Work to be completed:
Which of the lines below mention the word "icon"? Pull each one out.

(Component data from apps and pages)

========================================================================

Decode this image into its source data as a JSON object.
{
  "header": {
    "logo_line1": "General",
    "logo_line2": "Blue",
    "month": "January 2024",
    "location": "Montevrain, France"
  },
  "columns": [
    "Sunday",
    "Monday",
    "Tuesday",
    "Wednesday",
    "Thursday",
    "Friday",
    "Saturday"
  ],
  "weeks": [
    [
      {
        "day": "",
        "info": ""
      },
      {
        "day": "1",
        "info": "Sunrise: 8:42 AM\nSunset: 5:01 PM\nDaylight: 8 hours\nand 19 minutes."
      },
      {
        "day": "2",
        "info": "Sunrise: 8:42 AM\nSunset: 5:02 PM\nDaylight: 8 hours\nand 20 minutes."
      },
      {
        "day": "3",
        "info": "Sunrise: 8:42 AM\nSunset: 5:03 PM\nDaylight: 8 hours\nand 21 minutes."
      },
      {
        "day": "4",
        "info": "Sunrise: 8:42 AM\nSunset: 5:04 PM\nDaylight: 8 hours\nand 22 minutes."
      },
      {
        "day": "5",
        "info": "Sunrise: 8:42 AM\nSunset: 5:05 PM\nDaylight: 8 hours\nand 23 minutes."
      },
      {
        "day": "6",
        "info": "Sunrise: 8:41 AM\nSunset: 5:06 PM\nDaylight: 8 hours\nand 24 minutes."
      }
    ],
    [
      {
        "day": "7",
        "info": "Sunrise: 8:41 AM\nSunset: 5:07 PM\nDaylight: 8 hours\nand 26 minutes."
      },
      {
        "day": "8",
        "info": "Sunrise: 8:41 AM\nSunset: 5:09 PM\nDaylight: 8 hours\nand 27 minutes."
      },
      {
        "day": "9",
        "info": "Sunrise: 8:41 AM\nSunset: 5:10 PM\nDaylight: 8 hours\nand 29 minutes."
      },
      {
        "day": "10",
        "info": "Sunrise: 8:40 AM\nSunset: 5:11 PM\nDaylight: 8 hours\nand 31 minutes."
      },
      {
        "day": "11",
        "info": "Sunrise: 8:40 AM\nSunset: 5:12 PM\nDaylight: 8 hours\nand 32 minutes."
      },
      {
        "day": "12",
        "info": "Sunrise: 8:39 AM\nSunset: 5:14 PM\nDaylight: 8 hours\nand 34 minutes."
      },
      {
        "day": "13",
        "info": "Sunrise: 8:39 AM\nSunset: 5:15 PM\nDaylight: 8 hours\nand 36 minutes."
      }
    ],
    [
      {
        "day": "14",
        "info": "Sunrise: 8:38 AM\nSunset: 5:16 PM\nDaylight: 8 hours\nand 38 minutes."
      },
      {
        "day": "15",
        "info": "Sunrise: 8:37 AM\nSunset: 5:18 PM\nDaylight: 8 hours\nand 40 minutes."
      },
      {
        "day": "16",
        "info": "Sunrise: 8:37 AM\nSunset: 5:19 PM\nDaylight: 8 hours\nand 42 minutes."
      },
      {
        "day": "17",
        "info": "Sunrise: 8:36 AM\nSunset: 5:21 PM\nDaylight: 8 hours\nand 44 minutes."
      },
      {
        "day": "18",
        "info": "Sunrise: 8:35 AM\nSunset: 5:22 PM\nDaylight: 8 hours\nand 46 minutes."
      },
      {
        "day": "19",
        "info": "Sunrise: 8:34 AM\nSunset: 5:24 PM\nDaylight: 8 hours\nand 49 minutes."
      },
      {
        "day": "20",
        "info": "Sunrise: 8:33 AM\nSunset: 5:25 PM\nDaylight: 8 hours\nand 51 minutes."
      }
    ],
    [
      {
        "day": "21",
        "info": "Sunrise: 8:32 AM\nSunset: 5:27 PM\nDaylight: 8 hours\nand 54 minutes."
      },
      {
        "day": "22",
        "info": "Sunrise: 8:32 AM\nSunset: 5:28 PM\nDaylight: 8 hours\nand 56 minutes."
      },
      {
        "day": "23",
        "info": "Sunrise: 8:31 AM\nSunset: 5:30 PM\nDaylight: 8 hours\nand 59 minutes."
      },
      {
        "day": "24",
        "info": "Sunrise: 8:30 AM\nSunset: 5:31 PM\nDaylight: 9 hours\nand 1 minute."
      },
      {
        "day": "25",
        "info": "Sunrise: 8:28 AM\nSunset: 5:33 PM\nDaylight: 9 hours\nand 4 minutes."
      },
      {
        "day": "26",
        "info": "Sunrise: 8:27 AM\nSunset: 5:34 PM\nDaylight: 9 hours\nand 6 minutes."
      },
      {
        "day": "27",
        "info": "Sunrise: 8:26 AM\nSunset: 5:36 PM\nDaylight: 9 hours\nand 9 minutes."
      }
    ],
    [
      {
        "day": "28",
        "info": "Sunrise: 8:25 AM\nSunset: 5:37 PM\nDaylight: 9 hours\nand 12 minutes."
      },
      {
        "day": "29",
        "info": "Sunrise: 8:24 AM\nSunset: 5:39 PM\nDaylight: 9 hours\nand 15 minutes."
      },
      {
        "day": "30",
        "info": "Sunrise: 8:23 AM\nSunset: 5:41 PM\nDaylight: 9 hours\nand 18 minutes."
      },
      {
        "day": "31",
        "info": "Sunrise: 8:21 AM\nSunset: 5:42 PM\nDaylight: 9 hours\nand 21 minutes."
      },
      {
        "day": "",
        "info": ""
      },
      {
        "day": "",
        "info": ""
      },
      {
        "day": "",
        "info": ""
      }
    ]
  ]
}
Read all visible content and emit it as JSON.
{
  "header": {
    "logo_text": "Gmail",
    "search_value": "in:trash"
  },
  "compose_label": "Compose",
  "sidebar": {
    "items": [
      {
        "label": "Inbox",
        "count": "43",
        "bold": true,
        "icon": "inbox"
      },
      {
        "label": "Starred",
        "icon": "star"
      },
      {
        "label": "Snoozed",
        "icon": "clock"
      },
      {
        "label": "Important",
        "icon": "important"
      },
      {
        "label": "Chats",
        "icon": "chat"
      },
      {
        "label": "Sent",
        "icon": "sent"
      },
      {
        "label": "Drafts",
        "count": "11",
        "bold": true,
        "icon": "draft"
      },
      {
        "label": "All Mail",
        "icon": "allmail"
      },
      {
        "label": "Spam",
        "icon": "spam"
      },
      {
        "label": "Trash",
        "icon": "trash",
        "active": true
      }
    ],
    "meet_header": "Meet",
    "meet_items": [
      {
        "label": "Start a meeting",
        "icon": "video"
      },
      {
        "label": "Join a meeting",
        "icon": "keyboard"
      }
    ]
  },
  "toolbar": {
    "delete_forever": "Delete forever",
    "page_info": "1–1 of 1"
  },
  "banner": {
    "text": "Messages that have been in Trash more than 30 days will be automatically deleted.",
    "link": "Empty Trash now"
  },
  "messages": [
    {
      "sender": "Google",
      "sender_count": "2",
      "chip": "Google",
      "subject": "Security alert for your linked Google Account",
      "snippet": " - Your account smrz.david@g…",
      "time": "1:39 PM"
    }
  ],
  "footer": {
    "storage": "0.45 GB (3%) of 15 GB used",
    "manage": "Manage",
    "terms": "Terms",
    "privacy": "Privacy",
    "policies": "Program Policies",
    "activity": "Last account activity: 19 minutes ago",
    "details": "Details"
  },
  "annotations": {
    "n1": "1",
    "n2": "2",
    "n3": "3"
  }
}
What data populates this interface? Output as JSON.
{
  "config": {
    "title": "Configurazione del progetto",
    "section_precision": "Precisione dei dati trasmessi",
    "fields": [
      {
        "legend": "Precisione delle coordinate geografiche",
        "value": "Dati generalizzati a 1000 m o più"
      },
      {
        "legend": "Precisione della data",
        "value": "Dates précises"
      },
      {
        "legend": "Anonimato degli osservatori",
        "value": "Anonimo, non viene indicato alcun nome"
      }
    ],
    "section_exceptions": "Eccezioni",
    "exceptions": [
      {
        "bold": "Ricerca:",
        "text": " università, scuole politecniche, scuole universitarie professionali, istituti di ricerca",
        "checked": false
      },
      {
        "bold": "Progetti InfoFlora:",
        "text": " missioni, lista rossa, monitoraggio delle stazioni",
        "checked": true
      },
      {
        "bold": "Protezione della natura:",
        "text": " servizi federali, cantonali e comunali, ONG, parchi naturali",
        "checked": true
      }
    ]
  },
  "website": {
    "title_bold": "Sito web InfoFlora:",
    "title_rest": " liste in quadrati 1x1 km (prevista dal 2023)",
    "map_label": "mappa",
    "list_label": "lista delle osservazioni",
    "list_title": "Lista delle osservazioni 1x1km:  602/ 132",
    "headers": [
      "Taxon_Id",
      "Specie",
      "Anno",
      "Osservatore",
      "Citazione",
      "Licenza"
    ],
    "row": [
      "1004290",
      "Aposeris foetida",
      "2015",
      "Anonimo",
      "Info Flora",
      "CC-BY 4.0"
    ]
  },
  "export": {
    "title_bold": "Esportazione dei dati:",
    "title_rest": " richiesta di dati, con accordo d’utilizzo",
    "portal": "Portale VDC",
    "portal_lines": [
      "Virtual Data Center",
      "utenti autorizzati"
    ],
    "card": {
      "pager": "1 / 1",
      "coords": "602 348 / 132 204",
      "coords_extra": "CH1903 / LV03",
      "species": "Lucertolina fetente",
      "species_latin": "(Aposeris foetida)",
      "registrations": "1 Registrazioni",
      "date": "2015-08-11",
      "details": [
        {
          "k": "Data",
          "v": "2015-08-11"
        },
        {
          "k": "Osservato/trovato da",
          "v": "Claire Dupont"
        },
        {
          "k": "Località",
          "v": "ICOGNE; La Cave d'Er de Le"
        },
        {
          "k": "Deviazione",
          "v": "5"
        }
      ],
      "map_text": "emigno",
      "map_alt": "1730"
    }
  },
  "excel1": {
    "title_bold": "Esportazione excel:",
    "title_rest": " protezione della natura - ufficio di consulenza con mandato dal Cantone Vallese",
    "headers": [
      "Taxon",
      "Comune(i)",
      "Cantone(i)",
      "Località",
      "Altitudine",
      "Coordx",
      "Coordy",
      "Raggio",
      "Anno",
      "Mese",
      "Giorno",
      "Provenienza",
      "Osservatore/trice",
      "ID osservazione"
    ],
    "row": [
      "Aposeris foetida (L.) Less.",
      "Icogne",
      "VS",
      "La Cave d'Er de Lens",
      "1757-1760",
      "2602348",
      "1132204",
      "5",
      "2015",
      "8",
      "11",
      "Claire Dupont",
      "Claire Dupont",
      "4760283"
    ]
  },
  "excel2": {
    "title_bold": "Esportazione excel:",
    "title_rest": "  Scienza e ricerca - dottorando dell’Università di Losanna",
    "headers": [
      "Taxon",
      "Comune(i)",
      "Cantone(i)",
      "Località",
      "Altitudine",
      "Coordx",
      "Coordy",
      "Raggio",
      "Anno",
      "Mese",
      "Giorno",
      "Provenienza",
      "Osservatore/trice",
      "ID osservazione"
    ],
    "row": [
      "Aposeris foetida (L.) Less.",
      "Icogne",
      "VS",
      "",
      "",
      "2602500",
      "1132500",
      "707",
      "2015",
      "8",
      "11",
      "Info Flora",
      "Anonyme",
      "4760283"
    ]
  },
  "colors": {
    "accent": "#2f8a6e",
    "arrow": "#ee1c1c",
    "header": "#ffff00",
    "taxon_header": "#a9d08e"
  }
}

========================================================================

Exercise solution:
        "icon": "inbox"
        "icon": "star"
        "icon": "clock"
        "icon": "important"
        "icon": "chat"
        "icon": "sent"
        "icon": "draft"
        "icon": "allmail"
        "icon": "spam"
        "icon": "trash",
        "icon": "video"
        "icon": "keyboard"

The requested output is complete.